This couch, no matter how nice the leather, there’s a blanket over it. Protecting what, I’m unsure of. Commanding this sofa into oblivion, resting, hurting, healing, watching great television.

Anyone who tells you that life is short are wrong. Life is long and full of beauty and madness. Unless you’re a child. That died. That joke was from Louie CK, who, hands down, has the most poignant and tragically beautiful television show in all of pop culture.

The dog knows. She goes slow, watching my legs, is calm and obedient in the face of my broken, wary gait. Waits as I finally sit down until she ambles up, begging for pets and play.

There isn’t any amount of gratitude that is enough for me to have for everyone who has and still is contributing to this certain convalesence.

 

Mom In A Camry

These new hills, corners, traffic controls and street dynamics are both intriguing and fearsome. My new neighborhood in Portland’s southwest hills are no laughing matter when it comes to vying for position and knowing exactly when to lean, when to yield, and when to open it up.

I took a short sweeper yesterday on the way to work and still relatively unfamiliar with the terrain, I dipped alongside and passed a woman driving her sleek, tinted Camry.
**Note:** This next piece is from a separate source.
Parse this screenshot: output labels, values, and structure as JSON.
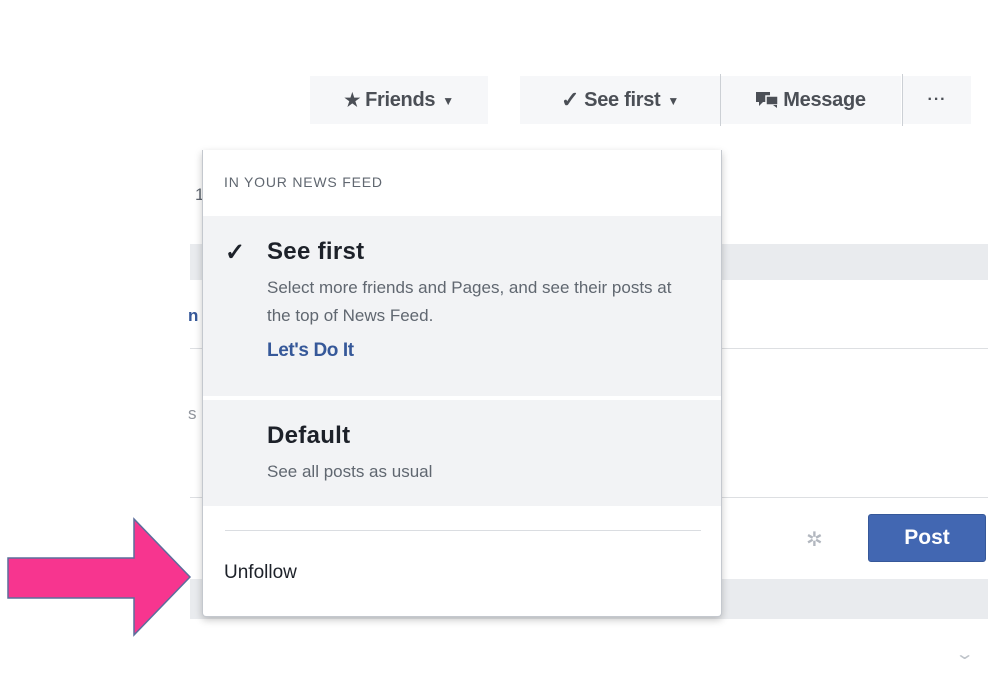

I thought to myself that if I happen to low side because of these wet leaves or morning frost, this lady during her commute may just kill some idiot on his motorcycle.

Lose-lose situation for everyone.

Despite the real life fear of collisions or lay downs, these twisting, forested roads are like hard candy, single-laned Novocaine and bliss wrapped in violent revolutions of pistons and gross, unbroken horsepower. Mysteriously but helplessly fueling the greasy lust of a rider who relentlessly chases some yellow line that leads to an imaginary finish.

Why or wherever that may be.

Love is Love Whether Machine, Mistress or Madness

There’s a spot on the small of a woman’s back where a distinct divot slopes down like a smooth hillside, leaning into flesh like a sleek asphalt spine that hugs a sheer ledge, sweeping long and true against vast and incredible curves.

There’s patterns in the concrete and blacktop dressed in both broken yellow and solid white lines down roads whose rigid yet fluid engineering resembles a perfect French braid that lies down below the neck of a fearless and wondrous creature who is either leaning headlong into danger or hanging on for dear life.

My Bikey Is Broken

Crashed my motorcycle in the rain tonight. While riding to work, managed to get the front tire caught in a rut of an old train track that protruded from the pavement and as I goosed it to pull out of it, the metal rail proved too slick and it threw my bike down like a silly little toy. I’m fine aside from a sore shoulder but the bike was a casualty and now I’m bummed because I had planned on a road trip to visit an old friend that now may have to be rescheduled.

The charm of a 19th century trolley track that the city figured would be quaint and charming to have remain a part of the modern road became something hidden and dangerous. And now my stuff is broken. Wah.